“He is so nice, was so supportive and although my singing may not be enough to be the next (”American Idol” megastar) Carrie Underwood or Kelly Clarkson, he talked to me about Berklee and getting a music education.”
McQuillen, who made it to the Hollywood round of the competition and was among the final 75 still standing before being sent home, was not alone in getting eliminated from the show last week. She said female singers were hit hardest by the show’s ax.
“You couldn’t tell on what aired, but 15 girls and just three guys were cut. ... The show needs guys,” she said.
While disappointed, McQuillen stayed positive. “It’s been a crazy ride! I told the judges that #AmericanIdol was just a stop for me, not the whole journey, and they agreed,” she immediately posted on Facebook. “The judges were incredibly supportive and complimentary and I left Hollywood feeling better about my career than ever before.”
One of her first stops was her hometown of Andover. She returned to town last Friday to make a special guest appearance at Andover Youth Services’ annual Valentine’s Dance.
McQuillen — who has participated in and been a big supporter of her town’s youth services program — played an acoustic set at the Feb. 14 fundraiser for the town’s seventh- and eighth-graders at Old Town Hall on Main Street.
A packed house welcomed McQuillen, who was touched by the turnout and said she almost cried when the crowd held up a banner at the end of her performance that read, “Thank You Casey.”

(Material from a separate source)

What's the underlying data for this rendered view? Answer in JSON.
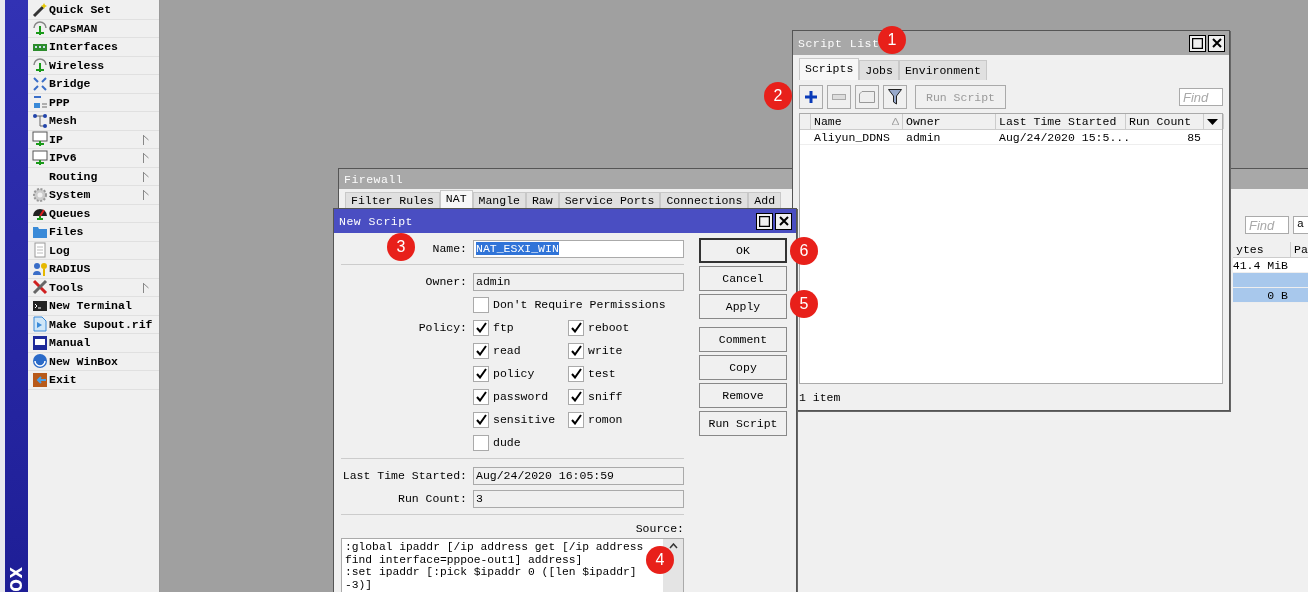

It wasn’t the first time McQuillen has performed for an AYS benefit.
Growing up in Andover, the rising musician was frequently involved in youth services programming. In fact, she used to attend the Valentine’s Dance as a kid.
In recent years, she’s taken to giving back to the organization. Last year, she took the stage to perform during the group’s annual telethon.
“Just the first time I met her, she was a bright light,” AYS Director Bill Fahey said. “We’re talking about a young person here who has all the gifts, but on top of that, is a really awesome human being.”
Earlier in the day Feb. 14, before heading to Andover, McQuillen was at Melrose Middle School talking to 900 students about bullying, a good work ethic and confidence.
She said she plans to keep up a connection with teens as it’s an audience she enjoys working with.
“I plan to use the attention from `Idol’ and talk to teens about those issues,” she said. “I want to help them.”
Staff writer Dustin Luca contributed to this report.